- The Liquid and non-contact micro robotics and structural optimization theme is interested in the realization of robotic systems at the micrometric scale. In particular, it aims at using dominant small-scale physical phenomena such as dielectrophoresis forces, surface tension or the piezoelectric effect for applications of cell sorting on microfluidic chips, microactuators and 3D energy harvesting. The optimal design of such mechanisms remains difficult by simple intuition because the physical phenomena used are often negligible at the macroscopic scale.
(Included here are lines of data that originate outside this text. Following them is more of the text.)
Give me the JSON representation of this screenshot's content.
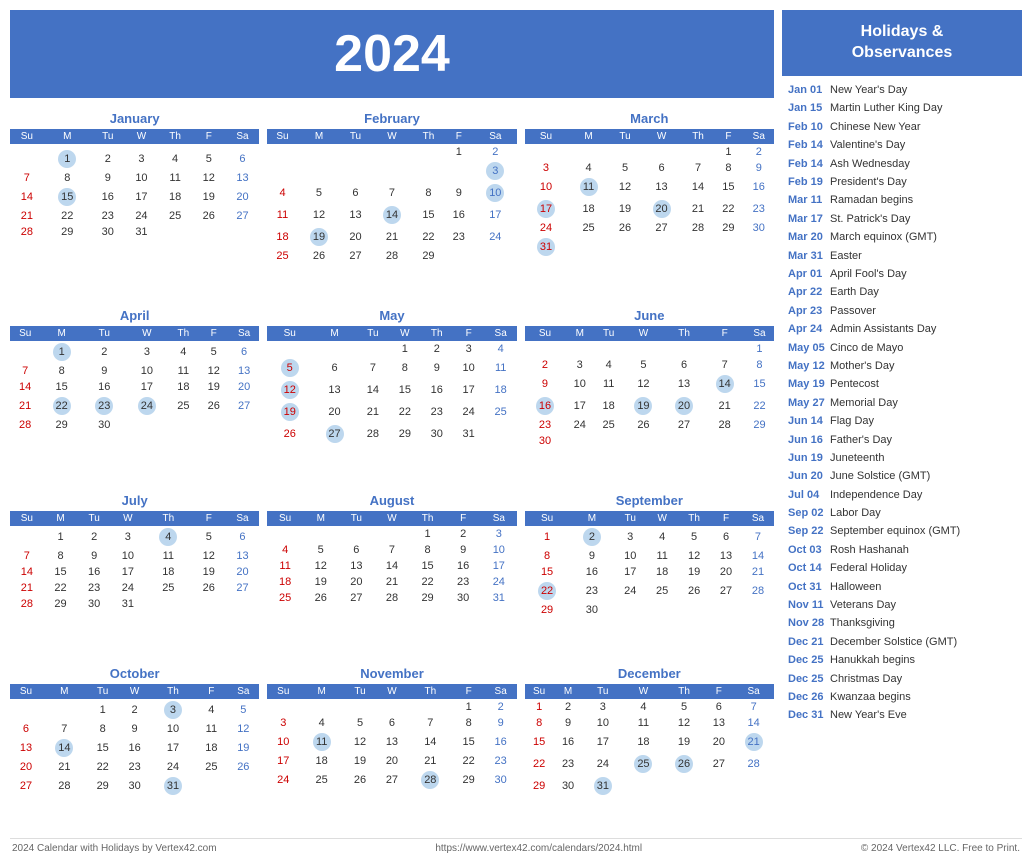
{
  "year": "2024",
  "title": "2024",
  "holidays_header": "Holidays &\nObservances",
  "footer_left": "2024 Calendar with Holidays by Vertex42.com",
  "footer_center": "https://www.vertex42.com/calendars/2024.html",
  "footer_right": "© 2024 Vertex42 LLC. Free to Print.",
  "day_headers": [
    "Su",
    "M",
    "Tu",
    "W",
    "Th",
    "F",
    "Sa"
  ],
  "months": [
    {
      "name": "January",
      "weeks": [
        [
          "",
          "",
          "",
          "",
          "",
          "",
          ""
        ],
        [
          "",
          "1h",
          "2",
          "3",
          "4",
          "5",
          "6"
        ],
        [
          "7",
          "8",
          "9",
          "10",
          "11",
          "12",
          "13"
        ],
        [
          "14",
          "15h",
          "16",
          "17",
          "18",
          "19",
          "20"
        ],
        [
          "21",
          "22",
          "23",
          "24",
          "25",
          "26",
          "27"
        ],
        [
          "28",
          "29",
          "30",
          "31",
          "",
          "",
          ""
        ]
      ]
    },
    {
      "name": "February",
      "weeks": [
        [
          "",
          "",
          "",
          "",
          "",
          "1",
          "2"
        ],
        [
          "",
          "",
          "",
          "",
          "",
          "",
          "3h"
        ],
        [
          "4",
          "5",
          "6",
          "7",
          "8",
          "9",
          "10h"
        ],
        [
          "11",
          "12",
          "13",
          "14h",
          "15",
          "16",
          "17"
        ],
        [
          "18",
          "19h",
          "20",
          "21",
          "22",
          "23",
          "24"
        ],
        [
          "25",
          "26",
          "27",
          "28",
          "29",
          "",
          ""
        ]
      ]
    },
    {
      "name": "March",
      "weeks": [
        [
          "",
          "",
          "",
          "",
          "",
          "1",
          "2"
        ],
        [
          "3",
          "4",
          "5",
          "6",
          "7",
          "8",
          "9"
        ],
        [
          "10",
          "11h",
          "12",
          "13",
          "14",
          "15",
          "16"
        ],
        [
          "17h",
          "18",
          "19",
          "20h",
          "21",
          "22",
          "23"
        ],
        [
          "24",
          "25",
          "26",
          "27",
          "28",
          "29",
          "30"
        ],
        [
          "31h",
          "",
          "",
          "",
          "",
          "",
          ""
        ]
      ]
    },
    {
      "name": "April",
      "weeks": [
        [
          "",
          "1h",
          "2",
          "3",
          "4",
          "5",
          "6"
        ],
        [
          "7",
          "8",
          "9",
          "10",
          "11",
          "12",
          "13"
        ],
        [
          "14",
          "15",
          "16",
          "17",
          "18",
          "19",
          "20"
        ],
        [
          "21",
          "22h",
          "23h",
          "24h",
          "25",
          "26",
          "27"
        ],
        [
          "28",
          "29",
          "30",
          "",
          "",
          "",
          ""
        ],
        [
          "",
          "",
          "",
          "",
          "",
          "",
          ""
        ]
      ]
    },
    {
      "name": "May",
      "weeks": [
        [
          "",
          "",
          "",
          "1",
          "2",
          "3",
          "4"
        ],
        [
          "5h",
          "6",
          "7",
          "8",
          "9",
          "10",
          "11"
        ],
        [
          "12h",
          "13",
          "14",
          "15",
          "16",
          "17",
          "18"
        ],
        [
          "19h",
          "20",
          "21",
          "22",
          "23",
          "24",
          "25"
        ],
        [
          "26",
          "27h",
          "28",
          "29",
          "30",
          "31",
          ""
        ],
        [
          "",
          "",
          "",
          "",
          "",
          "",
          ""
        ]
      ]
    },
    {
      "name": "June",
      "weeks": [
        [
          "",
          "",
          "",
          "",
          "",
          "",
          "1"
        ],
        [
          "2",
          "3",
          "4",
          "5",
          "6",
          "7",
          "8"
        ],
        [
          "9",
          "10",
          "11",
          "12",
          "13",
          "14h",
          "15"
        ],
        [
          "16h",
          "17",
          "18",
          "19h",
          "20h",
          "21",
          "22"
        ],
        [
          "23",
          "24",
          "25",
          "26",
          "27",
          "28",
          "29"
        ],
        [
          "30",
          "",
          "",
          "",
          "",
          "",
          ""
        ]
      ]
    },
    {
      "name": "July",
      "weeks": [
        [
          "",
          "1",
          "2",
          "3",
          "4h",
          "5",
          "6"
        ],
        [
          "7",
          "8",
          "9",
          "10",
          "11",
          "12",
          "13"
        ],
        [
          "14",
          "15",
          "16",
          "17",
          "18",
          "19",
          "20"
        ],
        [
          "21",
          "22",
          "23",
          "24",
          "25",
          "26",
          "27"
        ],
        [
          "28",
          "29",
          "30",
          "31",
          "",
          "",
          ""
        ],
        [
          "",
          "",
          "",
          "",
          "",
          "",
          ""
        ]
      ]
    },
    {
      "name": "August",
      "weeks": [
        [
          "",
          "",
          "",
          "",
          "1",
          "2",
          "3"
        ],
        [
          "4",
          "5",
          "6",
          "7",
          "8",
          "9",
          "10"
        ],
        [
          "11",
          "12",
          "13",
          "14",
          "15",
          "16",
          "17"
        ],
        [
          "18",
          "19",
          "20",
          "21",
          "22",
          "23",
          "24"
        ],
        [
          "25",
          "26",
          "27",
          "28",
          "29",
          "30",
          "31"
        ],
        [
          "",
          "",
          "",
          "",
          "",
          "",
          ""
        ]
      ]
    },
    {
      "name": "September",
      "weeks": [
        [
          "1",
          "2h",
          "3",
          "4",
          "5",
          "6",
          "7"
        ],
        [
          "8",
          "9",
          "10",
          "11",
          "12",
          "13",
          "14"
        ],
        [
          "15",
          "16",
          "17",
          "18",
          "19",
          "20",
          "21"
        ],
        [
          "22h",
          "23",
          "24",
          "25",
          "26",
          "27",
          "28"
        ],
        [
          "29",
          "30",
          "",
          "",
          "",
          "",
          ""
        ],
        [
          "",
          "",
          "",
          "",
          "",
          "",
          ""
        ]
      ]
    },
    {
      "name": "October",
      "weeks": [
        [
          "",
          "",
          "1",
          "2",
          "3h",
          "4",
          "5"
        ],
        [
          "6",
          "7",
          "8",
          "9",
          "10",
          "11",
          "12"
        ],
        [
          "13",
          "14h",
          "15",
          "16",
          "17",
          "18",
          "19"
        ],
        [
          "20",
          "21",
          "22",
          "23",
          "24",
          "25",
          "26"
        ],
        [
          "27",
          "28",
          "29",
          "30",
          "31h",
          "",
          ""
        ],
        [
          "",
          "",
          "",
          "",
          "",
          "",
          ""
        ]
      ]
    },
    {
      "name": "November",
      "weeks": [
        [
          "",
          "",
          "",
          "",
          "",
          "1",
          "2"
        ],
        [
          "3",
          "4",
          "5",
          "6",
          "7",
          "8",
          "9"
        ],
        [
          "10",
          "11h",
          "12",
          "13",
          "14",
          "15",
          "16"
        ],
        [
          "17",
          "18",
          "19",
          "20",
          "21",
          "22",
          "23"
        ],
        [
          "24",
          "25",
          "26",
          "27",
          "28h",
          "29",
          "30"
        ],
        [
          "",
          "",
          "",
          "",
          "",
          "",
          ""
        ]
      ]
    },
    {
      "name": "December",
      "weeks": [
        [
          "1",
          "2",
          "3",
          "4",
          "5",
          "6",
          "7"
        ],
        [
          "8",
          "9",
          "10",
          "11",
          "12",
          "13",
          "14"
        ],
        [
          "15",
          "16",
          "17",
          "18",
          "19",
          "20",
          "21h"
        ],
        [
          "22",
          "23",
          "24",
          "25h",
          "26h",
          "27",
          "28"
        ],
        [
          "29",
          "30",
          "31h",
          "",
          "",
          "",
          ""
        ],
        [
          "",
          "",
          "",
          "",
          "",
          "",
          ""
        ]
      ]
    }
  ],
  "holidays": [
    {
      "date": "Jan 01",
      "name": "New Year's Day"
    },
    {
      "date": "Jan 15",
      "name": "Martin Luther King Day"
    },
    {
      "date": "Feb 10",
      "name": "Chinese New Year"
    },
    {
      "date": "Feb 14",
      "name": "Valentine's Day"
    },
    {
      "date": "Feb 14",
      "name": "Ash Wednesday"
    },
    {
      "date": "Feb 19",
      "name": "President's Day"
    },
    {
      "date": "Mar 11",
      "name": "Ramadan begins"
    },
    {
      "date": "Mar 17",
      "name": "St. Patrick's Day"
    },
    {
      "date": "Mar 20",
      "name": "March equinox (GMT)"
    },
    {
      "date": "Mar 31",
      "name": "Easter"
    },
    {
      "date": "Apr 01",
      "name": "April Fool's Day"
    },
    {
      "date": "Apr 22",
      "name": "Earth Day"
    },
    {
      "date": "Apr 23",
      "name": "Passover"
    },
    {
      "date": "Apr 24",
      "name": "Admin Assistants Day"
    },
    {
      "date": "May 05",
      "name": "Cinco de Mayo"
    },
    {
      "date": "May 12",
      "name": "Mother's Day"
    },
    {
      "date": "May 19",
      "name": "Pentecost"
    },
    {
      "date": "May 27",
      "name": "Memorial Day"
    },
    {
      "date": "Jun 14",
      "name": "Flag Day"
    },
    {
      "date": "Jun 16",
      "name": "Father's Day"
    },
    {
      "date": "Jun 19",
      "name": "Juneteenth"
    },
    {
      "date": "Jun 20",
      "name": "June Solstice (GMT)"
    },
    {
      "date": "Jul 04",
      "name": "Independence Day"
    },
    {
      "date": "Sep 02",
      "name": "Labor Day"
    },
    {
      "date": "Sep 22",
      "name": "September equinox (GMT)"
    },
    {
      "date": "Oct 03",
      "name": "Rosh Hashanah"
    },
    {
      "date": "Oct 14",
      "name": "Federal Holiday"
    },
    {
      "date": "Oct 31",
      "name": "Halloween"
    },
    {
      "date": "Nov 11",
      "name": "Veterans Day"
    },
    {
      "date": "Nov 28",
      "name": "Thanksgiving"
    },
    {
      "date": "Dec 21",
      "name": "December Solstice (GMT)"
    },
    {
      "date": "Dec 25",
      "name": "Hanukkah begins"
    },
    {
      "date": "Dec 25",
      "name": "Christmas Day"
    },
    {
      "date": "Dec 26",
      "name": "Kwanzaa begins"
    },
    {
      "date": "Dec 31",
      "name": "New Year's Eve"
    }
  ]
}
The original approach proposed is to use structural optimization based on methodological tools of topological optimization to ensure optimal designs of these microstructures.
The ROBIMSS team is specialized in :
- the modeling, fabrication and implementation of original actuators exploiting the specificities of physics at micro and nanometric scales: actuation at the nanometric scale by origami techniques, non-contact actuation in a fluidic medium or at the air/liquid interface exploiting in particular surface tension effects, thermocapillarity, acoustic waves, dielectrophoresis or thermal actuation ;
- the study of new principles of actuation and robotic structures (multi-material printing, 4D printing, origami by ion beam folding);
- the design of micro and nanorobotic systems through structural optimization approaches, especially topological optimization;
- development of measurement tools (force, position, vision, 3D reconstruction...);
- calibration and sensor-based control of robots for ultra-precise control of positions and control of robot-environment interactions (hybrid force-position control, visual servoing, photo-robotic control, self-sensing, etc.);
- the study and implementation of human-robot collaborative control principles allowing the realization of efficient robotic tasks in an intuitive way (digital twin, collaborative control).
The ROBIMSS team attaches great importance to the development of experimental devices to validate the proposed scientific methodologies, and to address the technological challenges inherent to the micro and nanometric scales. We can mention in particular:
- the realization of complex systems by microfabrication techniques in clean room, multi-material printing and 4D printing or in-situ SEM (Scanning Electron Microscope) thanks to the means of the Micro and NanoRobotics Center, member of the Robotex network (PIA equipex);
- the development of experimental platforms and procedures aimed mainly at characterizing materials (carbon nanotubes, plant and synthetic fibers, flexible structures), biological objects but also at realizing assemblies (optical components, photonics, micro-mechanics, micro-instruments and tools)
Liquid and non-contact micro robotics and structural optimization theme